A silent countdown to career self-destruction
The rat race. The nine-to-five. We’re going to work, working towards higher goals, hoping to climb the corporate ladder, make that next sales goal, or grow our personal business. Maybe you’re playing golf when you’re not a golfer. Maybe you’re working into the wee hours of the morning in order to see a project to completion. Or maybe you’re doing an obscene number of Starbucks runs hoping to make an impression on the boss. While these things may give your career a boost be sure to do a self assessment to be sure you’re not on a silent countdown to career self-destruction.
Looking at your neighbor’s grass
OK, that sounds naughtier than it should…but in reality you shouldn’t be comparing your situation to your coworkers, friends, and peers. It’s one thing to be aware of opportunities and have your finger on the pulse of the industry you work in, to constantly compare yourself to others is detrimental.
Sometimes the grass is greener on the other side because that’s where all the manure is being dumped.
Focus on the reality of your current situation. Are you working to your potential? Look to your coworkers for new skill sets, make your goals known to your superiors, and get your deliverables done. The grass is greener where you water it.
Not truly working a job
Showing up to work shouldn’t be considered the hardest part of your day. Work is called work for a reason – which doesn’t mean it can’t be enjoyable.
Be sure you’re putting in the effort that is needed to accomplish the responsibilities of your job.
Showing up to the office and spending more time by the coffee maker than on tasks gets you nowhere and noticed by no one.
Flaking on responsibilities
This is different than simply not working, as discussed above. In fact, frequent “flakers” actually are quite busy.
Flakers often have a lot on their plate but have a hard time saying no and/or managing their time.
Overcommitting happens easily, so having a well-maintained calendar and gauge on your current workload is a must. Don’t be afraid to say no when you truly can’t meet a deadline or make a meeting.
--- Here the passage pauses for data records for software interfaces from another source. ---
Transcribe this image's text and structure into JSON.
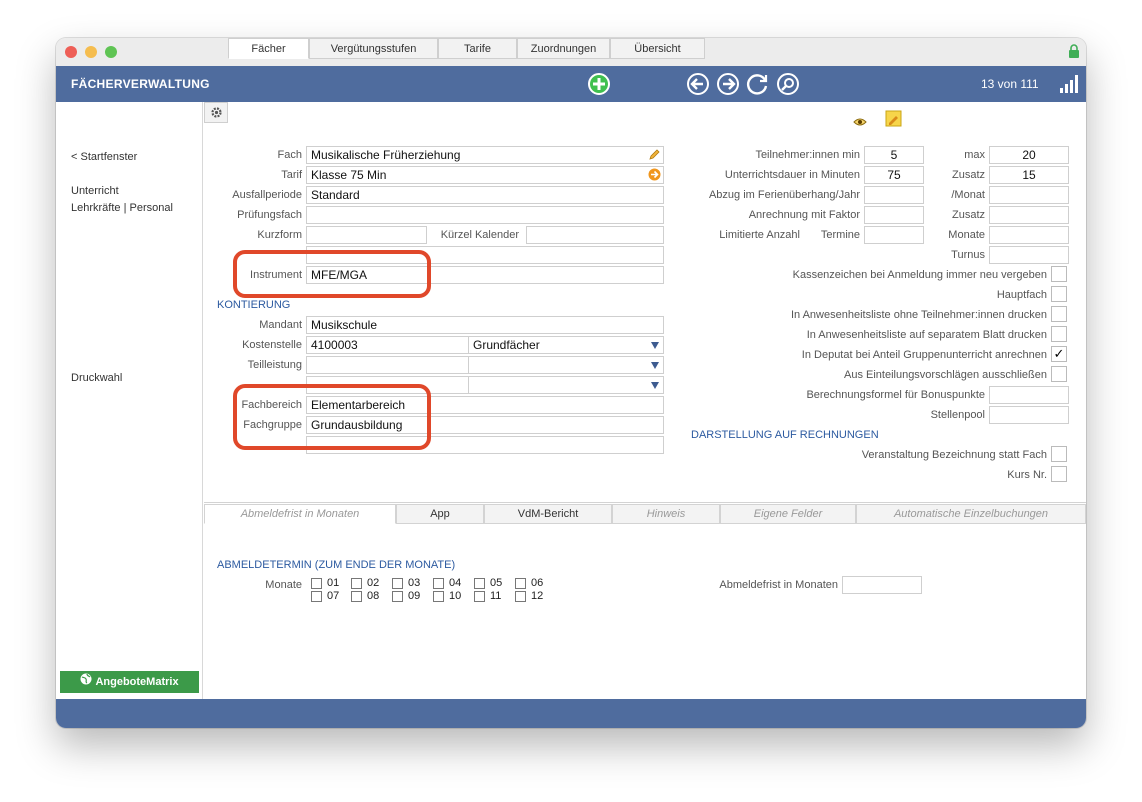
{
  "app": {
    "title": "FÄCHERVERWALTUNG",
    "record_count": "13 von 111"
  },
  "sidebar": {
    "back": "< Startfenster",
    "unterricht": "Unterricht",
    "lehrkraefte": "Lehrkräfte | Personal",
    "druckwahl": "Druckwahl",
    "matrix_button": "AngeboteMatrix"
  },
  "tabs": [
    "Fächer",
    "Vergütungsstufen",
    "Tarife",
    "Zuordnungen",
    "Übersicht"
  ],
  "left_form": {
    "fach_label": "Fach",
    "fach_value": "Musikalische Früherziehung",
    "tarif_label": "Tarif",
    "tarif_value": "Klasse 75 Min",
    "ausfall_label": "Ausfallperiode",
    "ausfall_value": "Standard",
    "pruef_label": "Prüfungsfach",
    "pruef_value": "",
    "kurz_label": "Kurzform",
    "kurz_value": "",
    "kuerzel_label": "Kürzel Kalender",
    "kuerzel_value": "",
    "instrument_label": "Instrument",
    "instrument_value": "MFE/MGA",
    "kontierung": "KONTIERUNG",
    "mandant_label": "Mandant",
    "mandant_value": "Musikschule",
    "kosten_label": "Kostenstelle",
    "kosten_value": "4100003",
    "kosten_select": "Grundfächer",
    "teil_label": "Teilleistung",
    "teil_value": "",
    "teil_select": "",
    "fachbereich_label": "Fachbereich",
    "fachbereich_value": "Elementarbereich",
    "fachgruppe_label": "Fachgruppe",
    "fachgruppe_value": "Grundausbildung"
  },
  "right_form": {
    "tn_min_label": "Teilnehmer:innen min",
    "tn_min_value": "5",
    "max_label": "max",
    "max_value": "20",
    "dauer_label": "Unterrichtsdauer in Minuten",
    "dauer_value": "75",
    "zusatz_label": "Zusatz",
    "zusatz_value": "15",
    "abzug_label": "Abzug im Ferienüberhang/Jahr",
    "abzug_value": "",
    "monat_label": "/Monat",
    "monat_value": "",
    "anrechnung_label": "Anrechnung mit Faktor",
    "anrechnung_value": "",
    "zusatz2_label": "Zusatz",
    "zusatz2_value": "",
    "limitiert_label": "Limitierte Anzahl",
    "termine_label": "Termine",
    "termine_value": "",
    "monate_label": "Monate",
    "monate_value": "",
    "turnus_label": "Turnus",
    "turnus_value": "",
    "kassen_label": "Kassenzeichen bei Anmeldung immer neu vergeben",
    "hauptfach_label": "Hauptfach",
    "anw_ohne_label": "In Anwesenheitsliste ohne Teilnehmer:innen drucken",
    "anw_sep_label": "In Anwesenheitsliste auf separatem Blatt drucken",
    "deputat_label": "In Deputat bei Anteil Gruppenunterricht anrechnen",
    "deputat_check": "✓",
    "einteilung_label": "Aus Einteilungsvorschlägen ausschließen",
    "bonus_label": "Berechnungsformel für Bonuspunkte",
    "bonus_value": "",
    "stellen_label": "Stellenpool",
    "stellen_value": "",
    "darstellung": "DARSTELLUNG AUF RECHNUNGEN",
    "veranstaltung_label": "Veranstaltung Bezeichnung statt Fach",
    "kurs_label": "Kurs Nr."
  },
  "bottom_tabs": [
    "Abmeldefrist in Monaten",
    "App",
    "VdM-Bericht",
    "Hinweis",
    "Eigene Felder",
    "Automatische Einzelbuchungen"
  ],
  "abmelde": {
    "title": "ABMELDETERMIN (ZUM ENDE DER MONATE)",
    "monate_label": "Monate",
    "months": [
      "01",
      "02",
      "03",
      "04",
      "05",
      "06",
      "07",
      "08",
      "09",
      "10",
      "11",
      "12"
    ],
    "frist_label": "Abmeldefrist in Monaten",
    "frist_value": ""
  },
  "colors": {
    "topbar": "#4f6c9e",
    "accent_section": "#2c5aa0",
    "highlight": "#e0482a",
    "matrix_button": "#3c9a49"
  },
  "icons": [
    "gear-icon",
    "eye-icon",
    "note-icon",
    "add-icon",
    "back-arrow-icon",
    "forward-arrow-icon",
    "refresh-icon",
    "search-icon",
    "signal-icon",
    "lock-icon",
    "pencil-icon",
    "link-arrow-icon",
    "globe-icon"
  ]
}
Being upfront about conflicts is always better than over-committing and underachieving.
If you can go to work, look around, and see a lot of people who could do your job and do it well, you have a problem.
In times of budget crunches and restructuring, being replaceable will cost you your job.
Make sure that your skill sets stay sharp, you’re fulfilling the duties of your position and you’re continuously self-evaluating what you bring to the table.